Getting started with microcontrollers used to be complex and expensive. Not any more! Arduino takes the pain out of creating microcontroller projects, with a variety of controller boards with different features and sizes plus a very simple to use free code editor that runs on Windows, Linux, and Mac®.

The code editor has an easy one-click "compile/upload" feature that uploads your programs via USB, so you don’t even need an ISP programmer. Just plug the microcontroller board into your computer using USB, launch the editor, and you're ready to go.

Free software, hundreds of examples, circuit diagrams, programs, all kinds of projects and tutorials are openly available on the Internet to support these interactive boards. Many sensors, modules and displays can be used. You can also combine an Arduino microcontroller board with servo motors, DC motors, gearboxes, speakers, LEDs, switches, cases and many other electronic parts in our catalogue to make your project.

What is Arduino?

Arduino is an open source hardware and software prototyping environment, but what does this mean? Open source means that the boards and programs have been developed by a community of people who are passionate about building their own ideas into projects, but also are willing to share their knowledge, designs, code and skills with other like-minded people. There’s a wealth of shared resources, examples and project ideas to help you develop and learn. See www.arduino.cc to find out more.


The Arduino boards are designed with education in mind - in fact they were developed at a University to make electronics easy for artists and other students unfamiliar with programming electronics. It’s possible to build complex circuits without soldering, by simply by plugging jumper leads, modules and breadboard together with the main Uno board. There’s also prototyping shields and other parts and modules that can be soldered if you want to take your project beyond simple plug-and-play.


The Arduino IDE (Integrated Developed Environment) is available as a web app or free open-source download that works on Windows, Mac and Linux, and provides beginners with a simple intuitive programing language.

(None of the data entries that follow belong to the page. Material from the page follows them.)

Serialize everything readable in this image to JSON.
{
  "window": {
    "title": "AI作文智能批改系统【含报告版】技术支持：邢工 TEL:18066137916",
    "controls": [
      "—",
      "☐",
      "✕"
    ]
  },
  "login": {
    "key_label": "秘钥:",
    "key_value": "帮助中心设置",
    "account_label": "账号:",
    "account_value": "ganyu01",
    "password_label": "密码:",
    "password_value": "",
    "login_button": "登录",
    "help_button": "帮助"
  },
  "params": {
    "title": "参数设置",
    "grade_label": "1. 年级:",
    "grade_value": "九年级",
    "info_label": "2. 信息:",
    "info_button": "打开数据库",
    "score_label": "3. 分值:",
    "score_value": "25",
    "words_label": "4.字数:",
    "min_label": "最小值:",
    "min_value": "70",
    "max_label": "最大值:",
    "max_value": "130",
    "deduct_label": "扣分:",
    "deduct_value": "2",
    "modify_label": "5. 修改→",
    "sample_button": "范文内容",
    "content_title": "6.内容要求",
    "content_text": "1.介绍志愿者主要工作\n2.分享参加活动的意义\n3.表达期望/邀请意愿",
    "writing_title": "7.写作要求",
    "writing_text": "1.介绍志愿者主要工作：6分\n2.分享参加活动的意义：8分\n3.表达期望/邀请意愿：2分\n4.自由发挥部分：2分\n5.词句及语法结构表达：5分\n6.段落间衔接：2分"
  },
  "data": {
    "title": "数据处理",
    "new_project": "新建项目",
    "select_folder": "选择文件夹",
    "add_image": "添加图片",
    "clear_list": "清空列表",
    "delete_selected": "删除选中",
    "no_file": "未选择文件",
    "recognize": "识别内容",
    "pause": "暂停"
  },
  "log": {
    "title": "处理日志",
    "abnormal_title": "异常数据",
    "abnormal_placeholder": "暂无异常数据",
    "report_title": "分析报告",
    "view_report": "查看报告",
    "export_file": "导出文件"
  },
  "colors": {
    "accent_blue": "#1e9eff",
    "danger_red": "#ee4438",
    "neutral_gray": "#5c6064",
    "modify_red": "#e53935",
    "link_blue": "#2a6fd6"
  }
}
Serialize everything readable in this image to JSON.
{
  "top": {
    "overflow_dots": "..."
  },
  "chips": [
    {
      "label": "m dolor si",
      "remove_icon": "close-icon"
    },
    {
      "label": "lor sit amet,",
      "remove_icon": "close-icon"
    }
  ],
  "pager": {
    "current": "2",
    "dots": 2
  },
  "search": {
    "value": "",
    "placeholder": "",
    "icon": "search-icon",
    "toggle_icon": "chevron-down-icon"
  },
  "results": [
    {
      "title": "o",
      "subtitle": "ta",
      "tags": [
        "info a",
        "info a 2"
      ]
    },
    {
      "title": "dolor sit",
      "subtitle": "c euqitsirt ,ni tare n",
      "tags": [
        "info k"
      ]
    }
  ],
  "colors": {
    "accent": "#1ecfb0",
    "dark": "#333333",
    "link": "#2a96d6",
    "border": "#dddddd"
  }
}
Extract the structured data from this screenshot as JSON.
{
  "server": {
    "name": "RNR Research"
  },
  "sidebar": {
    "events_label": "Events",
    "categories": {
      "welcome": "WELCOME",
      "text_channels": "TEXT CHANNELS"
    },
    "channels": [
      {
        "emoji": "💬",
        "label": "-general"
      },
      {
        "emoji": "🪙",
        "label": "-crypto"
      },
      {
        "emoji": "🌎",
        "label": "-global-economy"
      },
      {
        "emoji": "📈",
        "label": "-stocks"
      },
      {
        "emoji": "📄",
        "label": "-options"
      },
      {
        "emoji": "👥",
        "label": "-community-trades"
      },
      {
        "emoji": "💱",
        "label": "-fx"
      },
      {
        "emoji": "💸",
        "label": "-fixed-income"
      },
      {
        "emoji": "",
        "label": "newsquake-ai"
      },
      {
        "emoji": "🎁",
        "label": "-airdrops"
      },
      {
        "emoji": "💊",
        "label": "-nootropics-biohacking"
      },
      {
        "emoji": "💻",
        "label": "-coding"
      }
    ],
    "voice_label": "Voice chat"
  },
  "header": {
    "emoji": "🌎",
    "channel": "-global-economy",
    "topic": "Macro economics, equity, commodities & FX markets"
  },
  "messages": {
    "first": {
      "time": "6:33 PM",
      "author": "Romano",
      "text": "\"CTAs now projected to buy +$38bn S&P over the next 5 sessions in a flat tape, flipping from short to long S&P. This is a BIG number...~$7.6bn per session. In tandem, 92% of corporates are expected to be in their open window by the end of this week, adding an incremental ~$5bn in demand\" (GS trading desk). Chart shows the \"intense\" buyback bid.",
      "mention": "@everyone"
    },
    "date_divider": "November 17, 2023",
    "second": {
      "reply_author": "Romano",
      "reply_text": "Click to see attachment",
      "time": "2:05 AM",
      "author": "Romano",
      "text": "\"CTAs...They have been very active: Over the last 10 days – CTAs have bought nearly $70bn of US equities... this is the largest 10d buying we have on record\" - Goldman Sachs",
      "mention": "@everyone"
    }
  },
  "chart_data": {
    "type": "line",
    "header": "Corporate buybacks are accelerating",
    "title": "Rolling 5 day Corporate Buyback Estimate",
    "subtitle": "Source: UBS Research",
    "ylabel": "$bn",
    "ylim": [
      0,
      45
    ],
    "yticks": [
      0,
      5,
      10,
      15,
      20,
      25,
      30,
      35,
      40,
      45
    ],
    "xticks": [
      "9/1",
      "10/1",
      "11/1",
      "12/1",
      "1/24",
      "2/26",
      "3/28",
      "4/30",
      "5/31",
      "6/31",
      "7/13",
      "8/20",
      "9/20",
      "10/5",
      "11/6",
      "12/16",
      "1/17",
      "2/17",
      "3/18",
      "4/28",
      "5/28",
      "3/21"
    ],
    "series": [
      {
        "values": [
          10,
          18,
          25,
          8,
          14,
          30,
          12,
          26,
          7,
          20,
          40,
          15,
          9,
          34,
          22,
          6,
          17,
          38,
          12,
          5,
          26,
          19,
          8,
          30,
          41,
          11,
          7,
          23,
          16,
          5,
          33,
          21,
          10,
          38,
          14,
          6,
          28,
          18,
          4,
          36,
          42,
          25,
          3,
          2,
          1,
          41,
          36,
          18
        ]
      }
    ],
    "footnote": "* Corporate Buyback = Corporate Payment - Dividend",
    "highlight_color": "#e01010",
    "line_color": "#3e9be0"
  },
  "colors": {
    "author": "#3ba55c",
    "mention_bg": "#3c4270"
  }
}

It also allows advanced users to develop powerful programs using the vast range of downloadable libraries that the Arduino community has created. See www.arduino.cc/en/Main/Software for software options.